MacKinnon, J. G. 2012. Thirty years of heteroscedasticity-robust inference. In *Recent Advances and Future Directions in Causality, Prediction, and Specification Analysis*, ed. X. Chen, and N. R. Swanson, 437–461. New York: Springer. https://doi.org/10.1007/978-1-4614-1653-1_17.

MacKinnon, J., and H. White. 1985. Some heteroskedasticity-consistent covariance matrix estimators with improved finite sample properties. *Journal of Econometrics* 29: 305–325. https://doi.org/10.1016/0304-4076(85)90158-7.

White, H. 1980. A heteroskedasticity-consistent covariance matrix estimator and a direct test for heteroskedasticity. *Econometrica* 48: 817–838. https://doi.org/10.2307/1912934

__Appendix: Do-files and simulations__

For the MacKinnon-type simulations, there is a file for each sample size and level of heteroskedasticity. There are many ways of running simulations using all of these files. I provide each one so that those wanting to use them can decide which way is best.

For the sample size \(N=100\), for example, the files are named

**gamma_05_100.do**

**gamma_1_100.do**

**gamma_15_100.do**

**gamma_20_100.do**

The number after the first underscore refers to the level of heteroskedasticity. The number after the second underscore refers to the sample size.

For the Long and Erwin-type simulations.
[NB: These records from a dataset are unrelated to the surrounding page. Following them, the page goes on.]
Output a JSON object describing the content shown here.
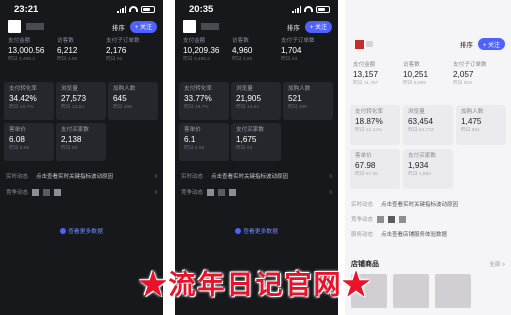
{
  "banner_text": "★流年日记官网★",
  "phones": [
    {
      "time": "23:21",
      "sort_label": "排序",
      "follow_label": "+ 关注",
      "top_metrics": [
        {
          "label": "支付金额",
          "value": "13,000.56",
          "sub": "昨日 3,465.2"
        },
        {
          "label": "访客数",
          "value": "6,212",
          "sub": "昨日 3,90"
        },
        {
          "label": "支付子订单数",
          "value": "2,176",
          "sub": "昨日 93"
        }
      ],
      "cards": [
        {
          "label": "支付转化率",
          "value": "34.42%",
          "sub": "昨日 28.7%"
        },
        {
          "label": "浏览量",
          "value": "27,573",
          "sub": "昨日 13,54"
        },
        {
          "label": "加购人数",
          "value": "645",
          "sub": "昨日 306"
        },
        {
          "label": "客单价",
          "value": "6.08",
          "sub": "昨日 5.96"
        },
        {
          "label": "支付买家数",
          "value": "2,138",
          "sub": "昨日 93"
        }
      ],
      "insight_label": "实时动态",
      "insight_text": "点击查看实时关键指标波动原因",
      "competitor_label": "竞争动态",
      "more_label": "查看更多数据"
    },
    {
      "time": "20:35",
      "sort_label": "排序",
      "follow_label": "+ 关注",
      "top_metrics": [
        {
          "label": "支付金额",
          "value": "10,209.36",
          "sub": "昨日 3,465.2"
        },
        {
          "label": "访客数",
          "value": "4,960",
          "sub": "昨日 3,90"
        },
        {
          "label": "支付子订单数",
          "value": "1,704",
          "sub": "昨日 93"
        }
      ],
      "cards": [
        {
          "label": "支付转化率",
          "value": "33.77%",
          "sub": "昨日 28.7%"
        },
        {
          "label": "浏览量",
          "value": "21,905",
          "sub": "昨日 13,54"
        },
        {
          "label": "加购人数",
          "value": "521",
          "sub": "昨日 306"
        },
        {
          "label": "客单价",
          "value": "6.1",
          "sub": "昨日 5.96"
        },
        {
          "label": "支付买家数",
          "value": "1,675",
          "sub": "昨日 93"
        }
      ],
      "insight_label": "实时动态",
      "insight_text": "点击查看实时关键指标波动原因",
      "competitor_label": "竞争动态",
      "more_label": "查看更多数据"
    },
    {
      "sort_label": "排序",
      "follow_label": "+ 关注",
      "top_metrics": [
        {
          "label": "支付金额",
          "value": "13,157",
          "sub": "昨日 11,757"
        },
        {
          "label": "访客数",
          "value": "10,251",
          "sub": "昨日 8,909"
        },
        {
          "label": "支付子订单数",
          "value": "2,057",
          "sub": "昨日 910"
        }
      ],
      "cards": [
        {
          "label": "支付转化率",
          "value": "18.87%",
          "sub": "昨日 21.12%"
        },
        {
          "label": "浏览量",
          "value": "63,454",
          "sub": "昨日 54,723"
        },
        {
          "label": "加购人数",
          "value": "1,475",
          "sub": "昨日 861"
        },
        {
          "label": "客单价",
          "value": "67.98",
          "sub": "昨日 67.35"
        },
        {
          "label": "支付买家数",
          "value": "1,934",
          "sub": "昨日 1,882"
        }
      ],
      "insight_label": "实时动态",
      "insight_text": "点击查看实时关键指标波动原因",
      "competitor_label": "竞争动态",
      "service_label": "服务动态",
      "service_text": "点击查看店铺服务体验数据",
      "shop_label": "店铺商品",
      "shop_all": "全部 >"
    }
  ]
}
I have

**long_100.do**

**long_1000.do**

**long_5000.do**

The number after the first underscore refers to the sample size.

For the Angrist and Pischke-type simulations, the naming convention is the same as for the Long and Erwin case.